The car you see here might look like an early concept for the Jaguar XJ220 or perhaps something to do with the first-generation Honda NSX, but don’t be fooled. It is - believe it or not - an MG.
That being said, there is a link to the XJ220: the ‘MG EX-E’ also borrowed a V6 engine from the Metro 6R4. In fact, much of the sports car’s guts were derived from the Group B rally machine, with that naturally-aspirated 3.0-litre V6 powering all four wheels.
The power was brought down from 400bhp to a more modest 250bhp, but the MG EX-E - with its injection moulded polypropylene body panels - wasn’t exactly heavy. 0-62mph was said to be possible in under five seconds, with the top speed estimated at around 170mph.
The man behind the car - British Leyland’s design boss Roy Axe - owned a Ferrari 308GT4 at the time of the EX-E’s inception. He saw no reason why a Britain company couldn’t build something similar, giving birth to a fascinating project that just wasn’t to be.
Reading a list of the technology intended for the EX-E, it’s clear the car would have been very much ahead of its time. It was to have electronically-controlled adaptive dampers which operated by varying hydraulic pressure, a front and rear suspension lift function, and even active aero.

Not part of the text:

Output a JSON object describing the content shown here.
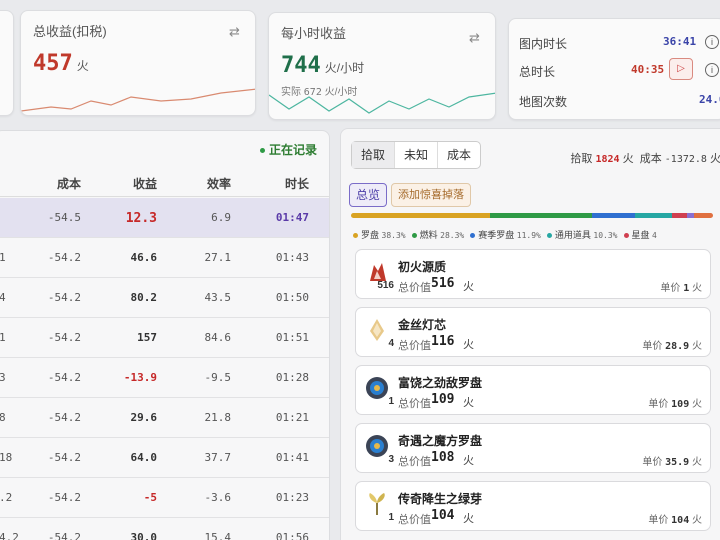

Also on the menu was remote central locking, and buyers would even be given a personalised data card for each driver that remembered things like seat and mirror positions. And this was in the mid-1980s.
All of this technology and performance potential was wrapped up in a stunning, oh-so 1980s body penned by Axe and a group of designers that included a fresh-faced Gerry McGovern, now Land Rover’s Design Director. The most distinctive feature? We’d argue it’s the forward-leaning glass bubble canopy.
Axe once listed the General Dynamics F-16 as inspiration for that design feature, which may well sound familiar. Honda NSX designers Ken Okuyama and Shigeru Uehara had the same idea, which is probably why the two cars do share some vague visual identity.
The EX-E looked fantastic, was going to be stuffed full of technology and was fast enough to give a Ferrari of the day a fair amount of bother, so why in the hell didn’t it happen? Money is the answer.
Austin Rover boss Harold Musgrove was happy to commission a concept at least - a full-size fibreglass model which was revealed at the 1985 Frankfurt Motor Show. It quickly won fans, but that wasn’t enough - the 1980s was a turbulent period for Austin Rover (not that proceedings settled down much the following decade), which at the time of the EX-E’s birth was a UK government-owned company.
There were concerns about how it might look to taxpayers if the Austin Rover was chucking a load of money at an emotional project like a mid-engined sports car, so the EX-E never progressed further than that Frankfurt show car. Company bosses wouldn’t even apportion enough budget to make a running prototype.
And so, the EX-E remains a curious, forgotten concept parked up at the British Motor Museum in Gaydon, leaving us wondering what might have been.